Abnormal accumulation of fluid in the pleural cavity preventing the lungs from fully expanding. Physicians can detect the presence of fluid by tapping the chest ( pecussion) or listening with a stethoscope (ausculation).
the presence of air that fills the pleural cavity as a result of a puncture of the thoracic wall , which allows air to rush in and equalize pressure which may in turn cause the lung(s) collapse (atelectasis)
the presence of blood in the pleural cavity. may arise from chest injury, complication in chest surgery, malignancies or rupture of a great vessel such as an aortic aneurysm.
Collapsed or airless state of the lung, which may be acute or chronic and affect all or part of a lung
respiratory disease characterized by inflammation of the lung parenchyma (excluding the bronchi) with congestion caused by viruses or bacteria or irritants
disease caused by the presence of Mycobacterium tuberculosis in the lungs, characterized by the formation of tubercles, inflammation, and necrotizing caseous lesions
blockage of the main artery of the lung or one of its branches by a substance that has travelled from elsewhere in the body through the bloodstream. Generally due to a released thrombus that had been occluding a long segment of the venous drainage of the lower limb. Symptoms: difficulty breathing, chest pain, and palpitations.
malignant lung tumor that originates in the bronchi, usually associated with a history of cigarette smoking
Cancer of the Larynx
Characterized by hoarseness and/or voice characteristics, palpable jugular nodes, pain when swallowing, and unexplained earache.
Alteration of breathing mechanics and/or gas echange caused by respiratory system trauma. May be either blunt forced trauma ( injury to chest wall without disruption of pleura), penetrating trauma (injury involves disruption of pleura), flail chest ( multiple rib fractures), and rupturing of the diaphragm.
Hereditary condition that causes the exocrine glands to malfunction. The patient produces very thick mucus that causes severe congestion within the lungs and digestive system.
neonatal lung injury usually a result of premature birth or respiratory support during perinatal period; poor formation of alveoli; hypoxema and hypercapnea; pulmonary hypertension, Classic findings: atelectasis, squamous metaplasia, alveolar epithelial cell hyperplasia, airway smooth muscle hypertrophy. New findings: from gentler ventilation with surfactant, less of everything but prominent airway reactivity (creating asthmatics)
Viral Infection that causes inflammation, edema, and narrowing of larynx, trachea,and bronchi; usually is preceded by a recent upper respiratory infection
Inflammation and swelling of epiglottis, primarily affecting children ages 2 to 8, the child sits with mouth open and chin thrust forward. child appears sick. fever, drooling anxiety, intubation ANTTIBIOTIC treatment
Inflammation of bronchioles with edema and excess accumulation of mucus; air trapping and atelectasis result from increased airway resistance because of small obstructed bronchioles

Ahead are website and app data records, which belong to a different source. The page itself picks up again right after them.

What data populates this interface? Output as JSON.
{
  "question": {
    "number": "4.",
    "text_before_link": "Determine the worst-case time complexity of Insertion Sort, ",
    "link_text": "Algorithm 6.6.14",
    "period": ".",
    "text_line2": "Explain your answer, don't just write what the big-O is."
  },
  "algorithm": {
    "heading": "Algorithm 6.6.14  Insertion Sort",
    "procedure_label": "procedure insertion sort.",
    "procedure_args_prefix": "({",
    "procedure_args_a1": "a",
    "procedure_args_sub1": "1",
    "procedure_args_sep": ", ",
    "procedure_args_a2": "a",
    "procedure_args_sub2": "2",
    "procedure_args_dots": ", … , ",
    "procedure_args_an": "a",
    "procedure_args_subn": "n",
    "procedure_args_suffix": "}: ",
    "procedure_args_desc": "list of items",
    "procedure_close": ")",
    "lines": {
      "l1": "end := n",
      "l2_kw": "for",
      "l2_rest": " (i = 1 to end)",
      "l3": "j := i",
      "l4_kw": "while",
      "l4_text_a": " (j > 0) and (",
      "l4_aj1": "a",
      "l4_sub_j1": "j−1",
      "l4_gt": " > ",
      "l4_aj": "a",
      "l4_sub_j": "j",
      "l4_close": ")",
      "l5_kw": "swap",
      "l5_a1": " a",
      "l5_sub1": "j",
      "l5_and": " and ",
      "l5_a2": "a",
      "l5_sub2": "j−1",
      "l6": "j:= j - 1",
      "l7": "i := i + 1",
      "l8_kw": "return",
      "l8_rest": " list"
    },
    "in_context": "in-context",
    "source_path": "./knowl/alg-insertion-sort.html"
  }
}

Foreign Body Aspiration
Inhalation of an object into the respiratory tract, whether intentional or otherwise; more common if younger than age 12; S/S include cough, gagging, nasal flaring.
Treatment For Emphysema
Bronchodilator therapy, Beta-Adrenergic agonists, corticosteroid therapy, oxygen and nebulization therapy, chest physiotherapy, intermittent positive-pressure breathing, possibly mechanical ventilation, and possible surgical procedures